The result should be every line of the listing that holds the word "title".

▬▬▬▬▬▬

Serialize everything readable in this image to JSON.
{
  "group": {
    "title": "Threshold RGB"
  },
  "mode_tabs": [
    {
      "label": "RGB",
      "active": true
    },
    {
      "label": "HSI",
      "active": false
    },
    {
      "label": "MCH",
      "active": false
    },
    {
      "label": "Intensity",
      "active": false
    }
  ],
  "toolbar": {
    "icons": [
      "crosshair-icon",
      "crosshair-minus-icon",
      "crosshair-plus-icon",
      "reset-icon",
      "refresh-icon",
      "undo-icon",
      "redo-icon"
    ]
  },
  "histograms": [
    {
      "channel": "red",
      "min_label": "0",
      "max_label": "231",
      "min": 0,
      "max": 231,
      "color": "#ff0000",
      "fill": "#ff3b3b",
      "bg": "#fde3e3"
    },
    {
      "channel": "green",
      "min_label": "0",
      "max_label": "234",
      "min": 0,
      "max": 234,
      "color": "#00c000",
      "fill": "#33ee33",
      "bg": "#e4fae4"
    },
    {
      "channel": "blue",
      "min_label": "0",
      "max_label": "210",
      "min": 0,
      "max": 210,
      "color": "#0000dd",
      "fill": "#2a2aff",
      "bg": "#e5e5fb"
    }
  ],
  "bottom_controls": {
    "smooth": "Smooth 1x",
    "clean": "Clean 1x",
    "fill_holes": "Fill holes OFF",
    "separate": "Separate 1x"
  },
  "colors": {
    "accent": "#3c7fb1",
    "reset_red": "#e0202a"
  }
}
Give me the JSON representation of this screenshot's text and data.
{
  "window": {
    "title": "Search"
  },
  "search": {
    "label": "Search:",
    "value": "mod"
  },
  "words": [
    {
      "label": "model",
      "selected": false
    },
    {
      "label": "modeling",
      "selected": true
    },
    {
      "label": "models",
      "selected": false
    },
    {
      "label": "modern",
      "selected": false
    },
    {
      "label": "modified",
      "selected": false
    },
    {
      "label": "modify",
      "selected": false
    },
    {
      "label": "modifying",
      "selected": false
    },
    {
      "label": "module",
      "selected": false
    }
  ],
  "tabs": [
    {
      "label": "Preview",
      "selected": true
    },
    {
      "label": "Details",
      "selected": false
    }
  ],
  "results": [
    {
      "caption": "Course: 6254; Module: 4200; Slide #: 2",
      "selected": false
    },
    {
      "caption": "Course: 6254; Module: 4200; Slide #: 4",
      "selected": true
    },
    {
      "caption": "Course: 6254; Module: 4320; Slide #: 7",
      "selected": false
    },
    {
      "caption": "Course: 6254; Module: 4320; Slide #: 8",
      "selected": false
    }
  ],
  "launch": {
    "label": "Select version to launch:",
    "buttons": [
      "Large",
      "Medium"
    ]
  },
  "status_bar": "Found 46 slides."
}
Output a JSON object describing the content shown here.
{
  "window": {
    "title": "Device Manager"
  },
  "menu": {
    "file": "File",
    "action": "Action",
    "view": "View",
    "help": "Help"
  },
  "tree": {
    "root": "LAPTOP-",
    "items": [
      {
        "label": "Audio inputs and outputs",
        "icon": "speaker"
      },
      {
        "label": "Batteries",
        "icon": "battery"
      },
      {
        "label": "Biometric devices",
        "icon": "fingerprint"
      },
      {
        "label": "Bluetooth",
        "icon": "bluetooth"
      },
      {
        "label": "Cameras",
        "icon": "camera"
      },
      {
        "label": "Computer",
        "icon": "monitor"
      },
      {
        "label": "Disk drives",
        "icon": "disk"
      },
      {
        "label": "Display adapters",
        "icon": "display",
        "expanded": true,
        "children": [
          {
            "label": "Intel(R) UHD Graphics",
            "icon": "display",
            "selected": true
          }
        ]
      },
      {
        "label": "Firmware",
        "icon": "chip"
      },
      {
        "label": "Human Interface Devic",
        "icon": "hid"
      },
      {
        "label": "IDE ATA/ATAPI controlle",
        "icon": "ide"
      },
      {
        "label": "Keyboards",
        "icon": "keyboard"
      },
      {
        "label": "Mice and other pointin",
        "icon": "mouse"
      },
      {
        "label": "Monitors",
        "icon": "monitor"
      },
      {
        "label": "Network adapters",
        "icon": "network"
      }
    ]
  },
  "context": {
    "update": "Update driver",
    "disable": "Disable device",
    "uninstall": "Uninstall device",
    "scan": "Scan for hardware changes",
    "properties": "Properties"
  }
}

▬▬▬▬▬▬

### Answer box:
    "title": "Threshold RGB"
    "title": "Search"
    "title": "Device Manager"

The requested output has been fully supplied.